Interface dataset entries:
# # # # # # #

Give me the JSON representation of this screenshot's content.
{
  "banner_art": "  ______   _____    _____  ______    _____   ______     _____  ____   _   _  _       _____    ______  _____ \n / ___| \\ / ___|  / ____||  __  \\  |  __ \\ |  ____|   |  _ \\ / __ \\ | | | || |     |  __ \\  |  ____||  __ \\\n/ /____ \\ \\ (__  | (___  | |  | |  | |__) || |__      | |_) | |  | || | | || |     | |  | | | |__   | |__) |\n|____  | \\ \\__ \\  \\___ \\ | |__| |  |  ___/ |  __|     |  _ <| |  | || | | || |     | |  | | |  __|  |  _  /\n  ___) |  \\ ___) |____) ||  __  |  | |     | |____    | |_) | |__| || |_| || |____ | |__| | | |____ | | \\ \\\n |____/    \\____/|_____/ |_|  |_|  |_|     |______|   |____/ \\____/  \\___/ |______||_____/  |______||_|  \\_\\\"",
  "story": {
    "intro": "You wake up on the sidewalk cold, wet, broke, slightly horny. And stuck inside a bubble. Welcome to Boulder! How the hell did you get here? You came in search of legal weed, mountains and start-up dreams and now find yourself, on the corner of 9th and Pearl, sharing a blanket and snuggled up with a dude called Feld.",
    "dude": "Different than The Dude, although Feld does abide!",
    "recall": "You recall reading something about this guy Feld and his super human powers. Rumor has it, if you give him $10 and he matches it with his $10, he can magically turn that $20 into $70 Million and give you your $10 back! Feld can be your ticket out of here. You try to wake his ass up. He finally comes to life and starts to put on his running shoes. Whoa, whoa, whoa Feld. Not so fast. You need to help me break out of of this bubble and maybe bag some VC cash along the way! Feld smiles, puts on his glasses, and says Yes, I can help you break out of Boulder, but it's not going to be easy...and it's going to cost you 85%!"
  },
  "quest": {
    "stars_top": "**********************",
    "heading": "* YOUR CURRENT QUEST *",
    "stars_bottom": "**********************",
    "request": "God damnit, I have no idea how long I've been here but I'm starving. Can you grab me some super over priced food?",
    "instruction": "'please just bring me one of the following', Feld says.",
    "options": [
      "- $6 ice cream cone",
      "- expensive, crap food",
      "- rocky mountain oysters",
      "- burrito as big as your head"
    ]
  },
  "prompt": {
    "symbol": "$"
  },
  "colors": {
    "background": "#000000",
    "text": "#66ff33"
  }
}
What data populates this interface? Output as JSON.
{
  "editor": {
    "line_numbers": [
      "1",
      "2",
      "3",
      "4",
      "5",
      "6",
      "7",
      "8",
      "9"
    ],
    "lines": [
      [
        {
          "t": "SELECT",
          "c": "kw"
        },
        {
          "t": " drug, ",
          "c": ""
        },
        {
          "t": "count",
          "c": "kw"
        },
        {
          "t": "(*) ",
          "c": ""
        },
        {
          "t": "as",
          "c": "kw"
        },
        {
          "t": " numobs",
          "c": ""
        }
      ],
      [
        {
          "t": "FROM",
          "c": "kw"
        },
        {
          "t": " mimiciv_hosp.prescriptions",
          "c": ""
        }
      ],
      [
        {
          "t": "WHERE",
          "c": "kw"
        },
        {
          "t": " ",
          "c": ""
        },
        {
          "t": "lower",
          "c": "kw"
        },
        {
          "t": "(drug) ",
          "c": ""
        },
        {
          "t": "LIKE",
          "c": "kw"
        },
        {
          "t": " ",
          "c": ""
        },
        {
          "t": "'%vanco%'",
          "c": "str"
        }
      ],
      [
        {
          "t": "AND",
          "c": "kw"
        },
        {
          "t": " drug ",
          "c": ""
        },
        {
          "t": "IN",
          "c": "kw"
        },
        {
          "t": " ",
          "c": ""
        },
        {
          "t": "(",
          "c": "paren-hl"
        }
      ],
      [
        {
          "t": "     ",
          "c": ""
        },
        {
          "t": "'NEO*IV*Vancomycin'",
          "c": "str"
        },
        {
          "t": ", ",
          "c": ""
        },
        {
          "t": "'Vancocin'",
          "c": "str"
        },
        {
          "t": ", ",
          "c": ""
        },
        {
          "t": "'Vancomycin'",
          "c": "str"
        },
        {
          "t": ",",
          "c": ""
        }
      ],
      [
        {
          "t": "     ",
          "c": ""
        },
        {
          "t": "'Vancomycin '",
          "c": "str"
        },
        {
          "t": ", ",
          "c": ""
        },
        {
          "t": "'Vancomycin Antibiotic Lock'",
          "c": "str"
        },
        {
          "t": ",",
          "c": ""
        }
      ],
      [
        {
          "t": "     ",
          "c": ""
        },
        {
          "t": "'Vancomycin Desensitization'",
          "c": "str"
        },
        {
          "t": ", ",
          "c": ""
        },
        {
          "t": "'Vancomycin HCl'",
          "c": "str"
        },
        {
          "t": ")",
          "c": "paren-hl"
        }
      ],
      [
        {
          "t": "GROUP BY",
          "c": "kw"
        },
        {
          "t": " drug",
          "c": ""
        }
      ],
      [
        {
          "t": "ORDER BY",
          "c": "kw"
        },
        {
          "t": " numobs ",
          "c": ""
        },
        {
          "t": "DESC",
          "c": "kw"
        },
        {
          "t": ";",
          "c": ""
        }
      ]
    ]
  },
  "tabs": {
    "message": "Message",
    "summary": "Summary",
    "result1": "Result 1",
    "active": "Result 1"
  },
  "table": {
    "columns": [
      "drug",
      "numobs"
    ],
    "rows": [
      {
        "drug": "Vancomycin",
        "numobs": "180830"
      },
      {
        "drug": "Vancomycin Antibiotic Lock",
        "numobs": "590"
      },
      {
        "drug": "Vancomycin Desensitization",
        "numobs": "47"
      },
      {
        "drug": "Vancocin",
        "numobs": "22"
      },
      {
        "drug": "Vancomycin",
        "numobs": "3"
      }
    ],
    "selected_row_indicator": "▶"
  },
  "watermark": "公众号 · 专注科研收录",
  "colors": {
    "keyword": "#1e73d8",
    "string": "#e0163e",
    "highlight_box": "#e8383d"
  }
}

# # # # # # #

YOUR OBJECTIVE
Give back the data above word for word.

RESULT
Give me the JSON representation of this screenshot's content.
{
  "banner_art": "  ______   _____    _____  ______    _____   ______     _____  ____   _   _  _       _____    ______  _____ \n / ___| \\ / ___|  / ____||  __  \\  |  __ \\ |  ____|   |  _ \\ / __ \\ | | | || |     |  __ \\  |  ____||  __ \\\n/ /____ \\ \\ (__  | (___  | |  | |  | |__) || |__      | |_) | |  | || | | || |     | |  | | | |__   | |__) |\n|____  | \\ \\__ \\  \\___ \\ | |__| |  |  ___/ |  __|     |  _ <| |  | || | | || |     | |  | | |  __|  |  _  /\n  ___) |  \\ ___) |____) ||  __  |  | |     | |____    | |_) | |__| || |_| || |____ | |__| | | |____ | | \\ \\\n |____/    \\____/|_____/ |_|  |_|  |_|     |______|   |____/ \\____/  \\___/ |______||_____/  |______||_|  \\_\\\"",
  "story": {
    "intro": "You wake up on the sidewalk cold, wet, broke, slightly horny. And stuck inside a bubble. Welcome to Boulder! How the hell did you get here? You came in search of legal weed, mountains and start-up dreams and now find yourself, on the corner of 9th and Pearl, sharing a blanket and snuggled up with a dude called Feld.",
    "dude": "Different than The Dude, although Feld does abide!",
    "recall": "You recall reading something about this guy Feld and his super human powers. Rumor has it, if you give him $10 and he matches it with his $10, he can magically turn that $20 into $70 Million and give you your $10 back! Feld can be your ticket out of here. You try to wake his ass up. He finally comes to life and starts to put on his running shoes. Whoa, whoa, whoa Feld. Not so fast. You need to help me break out of of this bubble and maybe bag some VC cash along the way! Feld smiles, puts on his glasses, and says Yes, I can help you break out of Boulder, but it's not going to be easy...and it's going to cost you 85%!"
  },
  "quest": {
    "stars_top": "**********************",
    "heading": "* YOUR CURRENT QUEST *",
    "stars_bottom": "**********************",
    "request": "God damnit, I have no idea how long I've been here but I'm starving. Can you grab me some super over priced food?",
    "instruction": "'please just bring me one of the following', Feld says.",
    "options": [
      "- $6 ice cream cone",
      "- expensive, crap food",
      "- rocky mountain oysters",
      "- burrito as big as your head"
    ]
  },
  "prompt": {
    "symbol": "$"
  },
  "colors": {
    "background": "#000000",
    "text": "#66ff33"
  }
}
What data populates this interface? Output as JSON.
{
  "editor": {
    "line_numbers": [
      "1",
      "2",
      "3",
      "4",
      "5",
      "6",
      "7",
      "8",
      "9"
    ],
    "lines": [
      [
        {
          "t": "SELECT",
          "c": "kw"
        },
        {
          "t": " drug, ",
          "c": ""
        },
        {
          "t": "count",
          "c": "kw"
        },
        {
          "t": "(*) ",
          "c": ""
        },
        {
          "t": "as",
          "c": "kw"
        },
        {
          "t": " numobs",
          "c": ""
        }
      ],
      [
        {
          "t": "FROM",
          "c": "kw"
        },
        {
          "t": " mimiciv_hosp.prescriptions",
          "c": ""
        }
      ],
      [
        {
          "t": "WHERE",
          "c": "kw"
        },
        {
          "t": " ",
          "c": ""
        },
        {
          "t": "lower",
          "c": "kw"
        },
        {
          "t": "(drug) ",
          "c": ""
        },
        {
          "t": "LIKE",
          "c": "kw"
        },
        {
          "t": " ",
          "c": ""
        },
        {
          "t": "'%vanco%'",
          "c": "str"
        }
      ],
      [
        {
          "t": "AND",
          "c": "kw"
        },
        {
          "t": " drug ",
          "c": ""
        },
        {
          "t": "IN",
          "c": "kw"
        },
        {
          "t": " ",
          "c": ""
        },
        {
          "t": "(",
          "c": "paren-hl"
        }
      ],
      [
        {
          "t": "     ",
          "c": ""
        },
        {
          "t": "'NEO*IV*Vancomycin'",
          "c": "str"
        },
        {
          "t": ", ",
          "c": ""
        },
        {
          "t": "'Vancocin'",
          "c": "str"
        },
        {
          "t": ", ",
          "c": ""
        },
        {
          "t": "'Vancomycin'",
          "c": "str"
        },
        {
          "t": ",",
          "c": ""
        }
      ],
      [
        {
          "t": "     ",
          "c": ""
        },
        {
          "t": "'Vancomycin '",
          "c": "str"
        },
        {
          "t": ", ",
          "c": ""
        },
        {
          "t": "'Vancomycin Antibiotic Lock'",
          "c": "str"
        },
        {
          "t": ",",
          "c": ""
        }
      ],
      [
        {
          "t": "     ",
          "c": ""
        },
        {
          "t": "'Vancomycin Desensitization'",
          "c": "str"
        },
        {
          "t": ", ",
          "c": ""
        },
        {
          "t": "'Vancomycin HCl'",
          "c": "str"
        },
        {
          "t": ")",
          "c": "paren-hl"
        }
      ],
      [
        {
          "t": "GROUP BY",
          "c": "kw"
        },
        {
          "t": " drug",
          "c": ""
        }
      ],
      [
        {
          "t": "ORDER BY",
          "c": "kw"
        },
        {
          "t": " numobs ",
          "c": ""
        },
        {
          "t": "DESC",
          "c": "kw"
        },
        {
          "t": ";",
          "c": ""
        }
      ]
    ]
  },
  "tabs": {
    "message": "Message",
    "summary": "Summary",
    "result1": "Result 1",
    "active": "Result 1"
  },
  "table": {
    "columns": [
      "drug",
      "numobs"
    ],
    "rows": [
      {
        "drug": "Vancomycin",
        "numobs": "180830"
      },
      {
        "drug": "Vancomycin Antibiotic Lock",
        "numobs": "590"
      },
      {
        "drug": "Vancomycin Desensitization",
        "numobs": "47"
      },
      {
        "drug": "Vancocin",
        "numobs": "22"
      },
      {
        "drug": "Vancomycin",
        "numobs": "3"
      }
    ],
    "selected_row_indicator": "▶"
  },
  "watermark": "公众号 · 专注科研收录",
  "colors": {
    "keyword": "#1e73d8",
    "string": "#e0163e",
    "highlight_box": "#e8383d"
  }
}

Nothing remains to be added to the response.